Continued from page 3

“It has no penetrating power,” he said of the M4. “It’s ineffective against vehicles, against bunkers. It’s ineffective against virtually anything except a man in the open. Put a flak jacket on the enemy and it’s virtually useless.”

The Army believes it is answering critics such as Gen. Scales with a 5.56 mm round — the “green” lead-free M885A1 introduced in 2010. The ammunition, the Army contends, has more penetration power and longer effective range to kill the enemy.

Gen. Scales also asks why the Army issues only one model of conventional carbine.

“More soldiers are killed because of small-arms engagement than air-sea battle, air-to-air combat,” he said. “There is a difference between breaking down doors in Baghdad and fighting in the open, flat terrain of Afghanistan. One deserves a heavy bullet with longer range. One deserves to be light and nimble and maneuverable inside of buildings.”

In 2009, eight years into the war, an Army officer wrote a study making that point.

“Open source reports from Afghanistan since 2001 reveal that soldiers are engaging the enemy at ranges from contact distance to beyond the maximum effective range of the M4 carbine,” wrote Maj. Thomas P. Ehrhart, who at that time was attending the School of Advanced Military Studies at Fort Leavenworth, Kan. “Many comments focus on the ability of the soldier to hit his intended target or a failure of the bullet to achieve the desired effect.”

He summed up his findings by concluding that the M4 is not the best weapon for America’s longest war: “Operations in Afghanistan frequently require United States ground forces to engage and destroy the enemy at ranges beyond 300 meters. While the infantryman is ideally suited for combat in Afghanistan, his current weapons, doctrine, and marksmanship training do not provide a precise, lethal fire capability to 500 meters and are therefore inappropriate.”

Troublesome test reports

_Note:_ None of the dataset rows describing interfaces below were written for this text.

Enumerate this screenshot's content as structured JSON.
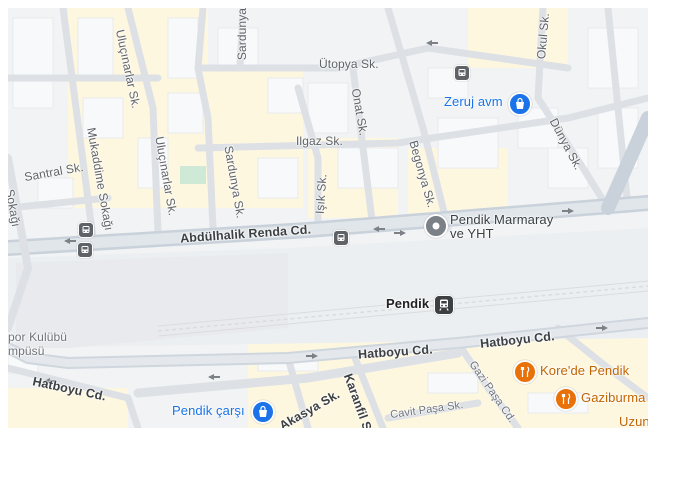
{
  "map": {
    "streets": {
      "utopya": "Ütopya Sk.",
      "okul": "Okul Sk.",
      "sardunya_top": "Sardunya",
      "ulucinarlar_1": "Uluçınarlar Sk.",
      "ulucinarlar_2": "Uluçınarlar Sk.",
      "mukaddime": "Mukaddime Sokağı",
      "onat": "Onat Sk.",
      "begonya": "Begonya Sk.",
      "dunya": "Dünya Sk.",
      "ilgaz": "Ilgaz Sk.",
      "santral": "Santral Sk.",
      "sardunya": "Sardunya Sk.",
      "isik": "Işık Sk.",
      "sokagi_left": "Sokağı",
      "abdulhalik": "Abdülhalik Renda Cd.",
      "hatboyu_1": "Hatboyu Cd.",
      "hatboyu_2": "Hatboyu Cd.",
      "hatboyu_3": "Hatboyu Cd.",
      "akasya": "Akasya Sk.",
      "karanfil": "Karanfil S",
      "cavit_pasa": "Cavit Paşa Sk.",
      "gazi_pasa": "Gazi Paşa Cd."
    },
    "places": {
      "zeruj": "Zeruj avm",
      "pendik_marmaray_1": "Pendik Marmaray",
      "pendik_marmaray_2": "ve YHT",
      "pendik_station": "Pendik",
      "pendik_carsi": "Pendik çarşı",
      "kore_de_pendik": "Kore'de Pendik",
      "gaziburma": "Gaziburma",
      "uzun": "Uzun",
      "spor_kulubu": "por Kulübü",
      "kampusu": "mpüsü"
    },
    "icons": {
      "shopping": "shopping-bag-icon",
      "restaurant": "fork-knife-icon",
      "transit": "bus-icon",
      "train": "train-icon",
      "landmark": "landmark-pin-icon"
    },
    "colors": {
      "background": "#f1f3f4",
      "block": "#f8f9fa",
      "commercial": "#fef7e0",
      "road": "#dde1e5",
      "major_road": "#c9d1da",
      "park": "#ceead6",
      "poi_blue": "#1a73e8",
      "poi_orange": "#e8710a"
    }
  }
}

The first second-guessing on the M4 occurred inside the military in 2000, when U.S. Special Operations Command, in conjunction with gun specialists at Naval Sea Systems Command, conducted an exhaustive evaluation of its version — the heavier-barrel M4A1. At the time, SoCom had no idea it was testing a critical weapon on the eve of two major land wars that would thrust commandos into constant combat.

With SEALs and Green Berets in mind, testers subjected the carbine to the kind of constant barrel-burning fire in harsh conditions that would erupt in Iraq and Afghanistan.

SoCom’s private study called the M4A1 carbine “fundamentally flawed.” Upon firing, the bolt opened and attempted to extract a cartridge case that was stuck to the chamber because of pressure from the fired round. The gun can be kept at “reasonable levels of reliability” if subjected to “intense maintenance,” the report said.

The study also mentioned “alarming failures of the M4A1 in operations under harsh conditions and heavy firing.” It blamed six factors, including spare parts shortages and a “decline in quality control along with mass production.”

The report said that at a conference of joint special operations forces — SEALs, Rangers and Delta Force — the warriors “identified multiple operational deficiencies inherent to the M4A1” including reliability, safety and accuracy.”

Barrels can become loose and “become inaccurate.”

Still, the SoCom report said, the M4A1 “essentially meets the needs of conventional Army users.”

Story Continues →